There were a few valid questions concerning the planning of the Victoria Secret PINK party that took place near Memorial Stadium on Thursday.

Why was it moved to the end of October, when temperatures would be less than favorable? Why had Victoria booked two male performers instead of, say, the very pink Nicki Minaj? Didn’t Kid Cudi and Girl Talk both visit campus last year?

Those questions are dismissible if you’re one of the numerous Girl Talk or Kid Cudi fans who staked out positions near the stage hours before their sets. Except, there were quite a few more Cudi fans than Girl Talk supporters.

Of all the variables that came with the PINK party, one is still puzzling: Why was Kid Cudi the opener for Girl Talk?

That decision might have made sense on paper: Cudi is as close to bedroom rap as there is in hip-hop, while Girl Talk is known for his wildly energetic live sets.

But on a campus not particularly known for its progressive music tastes, Kid Cudi’s radio-friendliness was sure to be the biggest draw of the night. And he was: By the time Cudi left the stage, the reported attendance of 10,000 was cut in about half. That led Girl Talk, aka Gregg Gillis, to comment: “It looks like only the dance-heads are left here.”

So whose set was better? This was my third time seeing Girl Talk tour behind his latest tape “All Day,” and this time around was noticeably choppier than even his Canopy Club performance last spring. But at least Gillis had changed up his set from his summer shows: Kid Cudi’s stage banter was a bit reminiscent of his Lollapalooza headlining set.

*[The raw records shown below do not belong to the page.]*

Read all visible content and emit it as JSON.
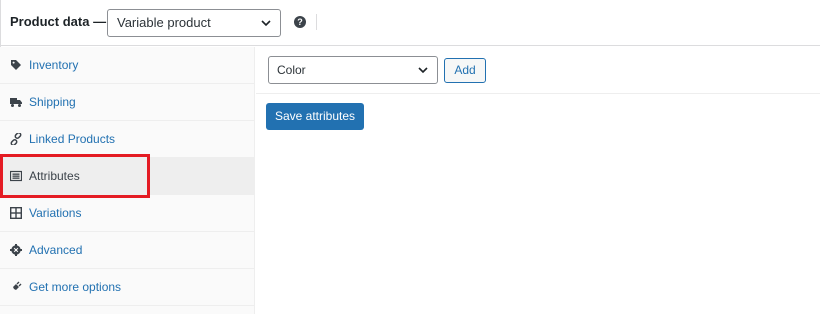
{
  "header": {
    "label": "Product data —",
    "product_type": "Variable product",
    "help_symbol": "?"
  },
  "sidebar": {
    "items": [
      {
        "label": "Inventory",
        "icon": "tag-icon"
      },
      {
        "label": "Shipping",
        "icon": "truck-icon"
      },
      {
        "label": "Linked Products",
        "icon": "link-icon"
      },
      {
        "label": "Attributes",
        "icon": "list-icon",
        "active": true
      },
      {
        "label": "Variations",
        "icon": "grid-icon"
      },
      {
        "label": "Advanced",
        "icon": "gear-icon"
      },
      {
        "label": "Get more options",
        "icon": "plugin-icon"
      }
    ]
  },
  "attributes_panel": {
    "attribute_select_value": "Color",
    "add_label": "Add",
    "save_label": "Save attributes"
  },
  "colors": {
    "accent": "#2271b1",
    "highlight_box": "#e41b23",
    "active_tab_bg": "#eeeeee"
  }
}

But Cudi’s live band gave those mid-tempo numbers like “Marijuana” and “Man On The Moon” some extra pep. Radio smashes like “Pursuit of Happiness” and “Memories” were obvious crowd pleasers, but an impromptu cover of Kanye West’s “All Of The Lights”, in which Cudi rapped West’s verse and let the crowd sing his refrain, was the least expected and most rowdy number of the night. Props to Kid Cudi’s percussionist for nailing West’s manic, machine-produced drums.

Gillis tossed some new, top 40 samples into the fray. My favorite was Tyler, The Creator’s “Yonkers” synths paired with “Stuntin’ Like My Daddy” lyrics. But even 30 feet away from the stage, the energy was lacking. The most embarrassing part of the night came when Girl Talk shot cannons of confetti that flew over the remaining crowd and landed softly in an muddy, desolate field only some 75 feet from the stage.

Gillis’ show consists of blending the most recognizable parts of pop music from the last 40 years in a way that has never been done before. His music is living testament to how short our attention spans have grown.

With that, two more valid questions are worth pondering: Were the drink specials at Kam’s really that great that they necessitated leaving a free show? And, really, how impatient is this generation?